A release candidate is a beta version with potential to be a final product, which is ready to release unless significant bugs emerge. In this stage of product stabilization, all product features have been designed, coded and tested through one or more beta cycles with no known showstopper-class bug.
On May 12th I begin my last 40 treatments. I hope it goes by very slow. I want to get all the healing I can out of this. Because, it works. But for now, I am enjoying every single day waking up and being awake. I am testing out my new features and finding out who I am now. I cannot say thank you enough. The staff at the healing center are heroes in my eyes. I will never forget them or what they have done for me. Nothing can stop me now. Soon, I’ll be golden. Even though my youngest daughter told me that people over 40 are not allowed to use that word. But I did. Do me a favor and just don’t tell her. But I think she will notice that her mom shines a little brighter.
The term ” release to manufacturing”, also known as “going gold”, is a term used when a software product is ready to be delivered or provided to the public for distribution. This build may be digitally signed, allowing the end user to verify the integrity and authenticity of the software.
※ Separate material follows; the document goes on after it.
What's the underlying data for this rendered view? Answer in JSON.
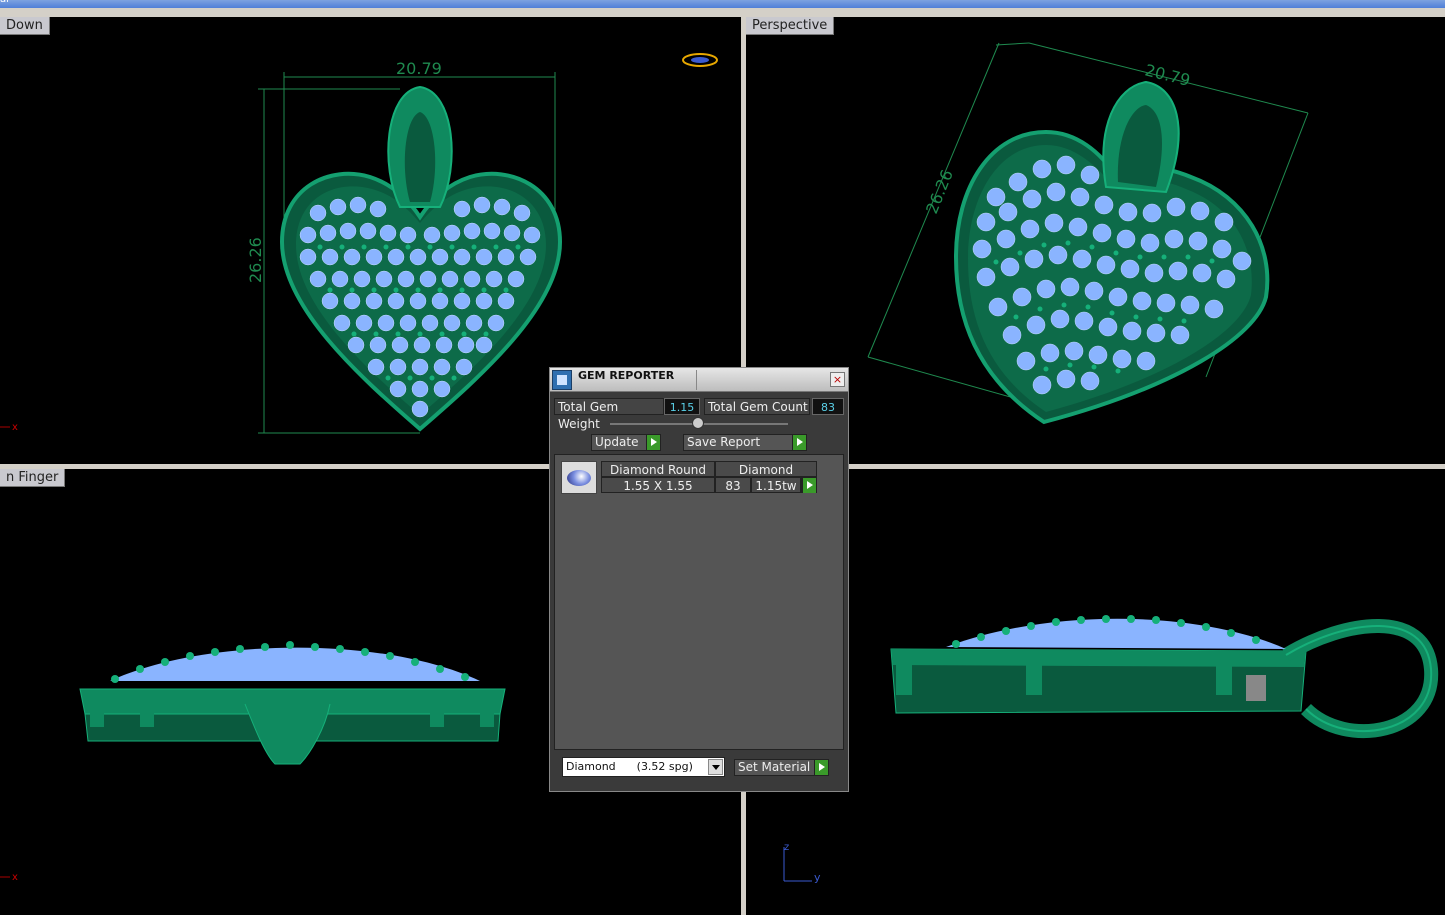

The term does not define the delivery mechanism or volume; it only states that the quality is sufficient.
Sometimes, as I sit and watch Bari swimming around in his bowl, I swear I see him wink at me.